## [Assigned task]
Work out how many lines in the entries contain the string "outputLimits", and give nothing but that number.

## [Provided material]
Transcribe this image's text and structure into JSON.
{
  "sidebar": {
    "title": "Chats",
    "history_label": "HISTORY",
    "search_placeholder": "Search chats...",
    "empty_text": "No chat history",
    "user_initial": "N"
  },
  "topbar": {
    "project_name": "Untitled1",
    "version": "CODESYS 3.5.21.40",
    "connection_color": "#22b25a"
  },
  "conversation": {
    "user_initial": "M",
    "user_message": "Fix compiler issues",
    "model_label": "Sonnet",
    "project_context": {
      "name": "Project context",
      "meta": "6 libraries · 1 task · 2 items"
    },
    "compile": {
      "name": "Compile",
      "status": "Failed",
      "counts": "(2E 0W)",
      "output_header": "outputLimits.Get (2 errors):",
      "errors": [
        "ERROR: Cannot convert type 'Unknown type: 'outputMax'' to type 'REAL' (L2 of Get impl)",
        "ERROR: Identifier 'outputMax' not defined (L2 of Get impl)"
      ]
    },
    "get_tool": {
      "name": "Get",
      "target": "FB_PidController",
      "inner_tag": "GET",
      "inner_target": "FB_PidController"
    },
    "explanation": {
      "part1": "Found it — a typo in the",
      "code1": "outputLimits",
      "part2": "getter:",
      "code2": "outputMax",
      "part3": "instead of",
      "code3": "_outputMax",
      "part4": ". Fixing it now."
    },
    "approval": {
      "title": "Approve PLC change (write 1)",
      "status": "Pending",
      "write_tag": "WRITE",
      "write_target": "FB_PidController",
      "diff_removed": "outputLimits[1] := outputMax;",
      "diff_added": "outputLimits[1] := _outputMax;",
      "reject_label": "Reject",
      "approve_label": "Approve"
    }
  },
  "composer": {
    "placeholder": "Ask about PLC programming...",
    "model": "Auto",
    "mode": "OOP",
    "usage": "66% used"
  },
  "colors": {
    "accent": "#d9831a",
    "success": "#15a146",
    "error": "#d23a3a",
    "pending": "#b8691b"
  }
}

## [Task response]
4